* YOUR GOAL
Print the full listing exactly.

* MATERIAL PROVIDED
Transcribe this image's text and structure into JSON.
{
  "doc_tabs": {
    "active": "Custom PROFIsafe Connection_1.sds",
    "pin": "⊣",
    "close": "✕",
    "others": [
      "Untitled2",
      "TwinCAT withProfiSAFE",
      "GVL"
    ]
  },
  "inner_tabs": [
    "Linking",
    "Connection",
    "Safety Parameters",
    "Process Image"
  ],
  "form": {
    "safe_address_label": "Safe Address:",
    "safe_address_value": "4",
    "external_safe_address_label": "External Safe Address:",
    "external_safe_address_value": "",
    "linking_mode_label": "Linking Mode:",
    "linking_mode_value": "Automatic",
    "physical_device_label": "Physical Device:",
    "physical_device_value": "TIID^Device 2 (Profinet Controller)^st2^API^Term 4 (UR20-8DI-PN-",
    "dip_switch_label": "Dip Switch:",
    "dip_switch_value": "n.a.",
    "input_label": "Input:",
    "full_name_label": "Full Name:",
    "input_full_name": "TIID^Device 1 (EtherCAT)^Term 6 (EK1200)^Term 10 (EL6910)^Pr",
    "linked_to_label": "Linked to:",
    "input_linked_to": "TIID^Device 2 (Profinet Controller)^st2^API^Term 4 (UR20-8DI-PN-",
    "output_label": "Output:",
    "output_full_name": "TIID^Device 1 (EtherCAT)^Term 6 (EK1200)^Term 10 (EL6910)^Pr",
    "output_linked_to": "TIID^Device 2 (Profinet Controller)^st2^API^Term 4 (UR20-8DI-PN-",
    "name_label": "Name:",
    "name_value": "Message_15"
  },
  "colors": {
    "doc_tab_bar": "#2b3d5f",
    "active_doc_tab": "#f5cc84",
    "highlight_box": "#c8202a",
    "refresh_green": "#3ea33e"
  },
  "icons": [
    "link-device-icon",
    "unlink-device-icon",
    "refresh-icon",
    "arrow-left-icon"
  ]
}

* RESULT FOR THIS EXERCISE
Transcribe this image's text and structure into JSON.
{
  "doc_tabs": {
    "active": "Custom PROFIsafe Connection_1.sds",
    "pin": "⊣",
    "close": "✕",
    "others": [
      "Untitled2",
      "TwinCAT withProfiSAFE",
      "GVL"
    ]
  },
  "inner_tabs": [
    "Linking",
    "Connection",
    "Safety Parameters",
    "Process Image"
  ],
  "form": {
    "safe_address_label": "Safe Address:",
    "safe_address_value": "4",
    "external_safe_address_label": "External Safe Address:",
    "external_safe_address_value": "",
    "linking_mode_label": "Linking Mode:",
    "linking_mode_value": "Automatic",
    "physical_device_label": "Physical Device:",
    "physical_device_value": "TIID^Device 2 (Profinet Controller)^st2^API^Term 4 (UR20-8DI-PN-",
    "dip_switch_label": "Dip Switch:",
    "dip_switch_value": "n.a.",
    "input_label": "Input:",
    "full_name_label": "Full Name:",
    "input_full_name": "TIID^Device 1 (EtherCAT)^Term 6 (EK1200)^Term 10 (EL6910)^Pr",
    "linked_to_label": "Linked to:",
    "input_linked_to": "TIID^Device 2 (Profinet Controller)^st2^API^Term 4 (UR20-8DI-PN-",
    "output_label": "Output:",
    "output_full_name": "TIID^Device 1 (EtherCAT)^Term 6 (EK1200)^Term 10 (EL6910)^Pr",
    "output_linked_to": "TIID^Device 2 (Profinet Controller)^st2^API^Term 4 (UR20-8DI-PN-",
    "name_label": "Name:",
    "name_value": "Message_15"
  },
  "colors": {
    "doc_tab_bar": "#2b3d5f",
    "active_doc_tab": "#f5cc84",
    "highlight_box": "#c8202a",
    "refresh_green": "#3ea33e"
  },
  "icons": [
    "link-device-icon",
    "unlink-device-icon",
    "refresh-icon",
    "arrow-left-icon"
  ]
}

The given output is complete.